_What this task involves:_ Once every line below with "likes" has been counted, state the total and nothing else.

_Data shown:_
━━━━━━
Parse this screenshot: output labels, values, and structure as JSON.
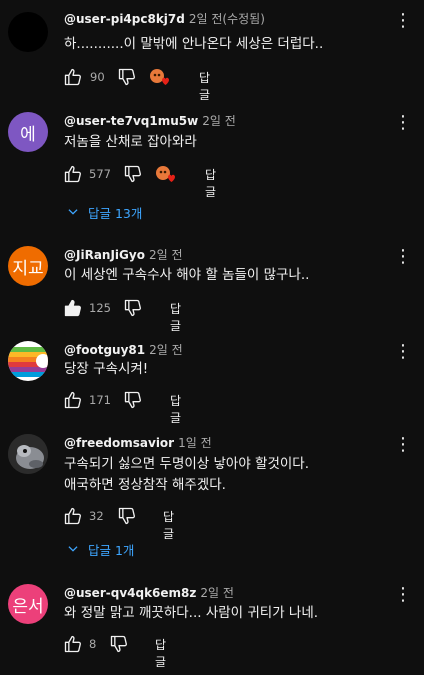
{
  "reply_label": "답글",
  "comments": [
    {
      "handle": "@user-pi4pc8kj7d",
      "time": "2일 전(수정됨)",
      "text_lines": [
        "하...........이 말밖에 안나온다 세상은 더럽다.."
      ],
      "likes": "90",
      "avatar_letter": "",
      "avatar_color": "#000000"
    },
    {
      "handle": "@user-te7vq1mu5w",
      "time": "2일 전",
      "text_lines": [
        "저놈을 산채로 잡아와라"
      ],
      "likes": "577",
      "avatar_letter": "에",
      "avatar_color": "#7e57c2",
      "replies_label": "답글 13개"
    },
    {
      "handle": "@JiRanJiGyo",
      "time": "2일 전",
      "text_lines": [
        "이 세상엔 구속수사 해야 할 놈들이 많구나.."
      ],
      "likes": "125",
      "avatar_letter": "지교",
      "avatar_color": "#ef6c00"
    },
    {
      "handle": "@footguy81",
      "time": "2일 전",
      "text_lines": [
        "당장 구속시켜!"
      ],
      "likes": "171",
      "avatar_letter": "",
      "avatar_color": "#ffffff"
    },
    {
      "handle": "@freedomsavior",
      "time": "1일 전",
      "text_lines": [
        "구속되기 싫으면 두명이상 낳아야 할것이다.",
        "애국하면 정상참작 해주겠다."
      ],
      "likes": "32",
      "avatar_letter": "",
      "avatar_color": "#2b2b2b",
      "replies_label": "답글 1개"
    },
    {
      "handle": "@user-qv4qk6em8z",
      "time": "2일 전",
      "text_lines": [
        "와 정말 맑고 깨끗하다... 사람이 귀티가 나네."
      ],
      "likes": "8",
      "avatar_letter": "은서",
      "avatar_color": "#ec407a"
    }
  ]
}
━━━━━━
_Task solution:_ 6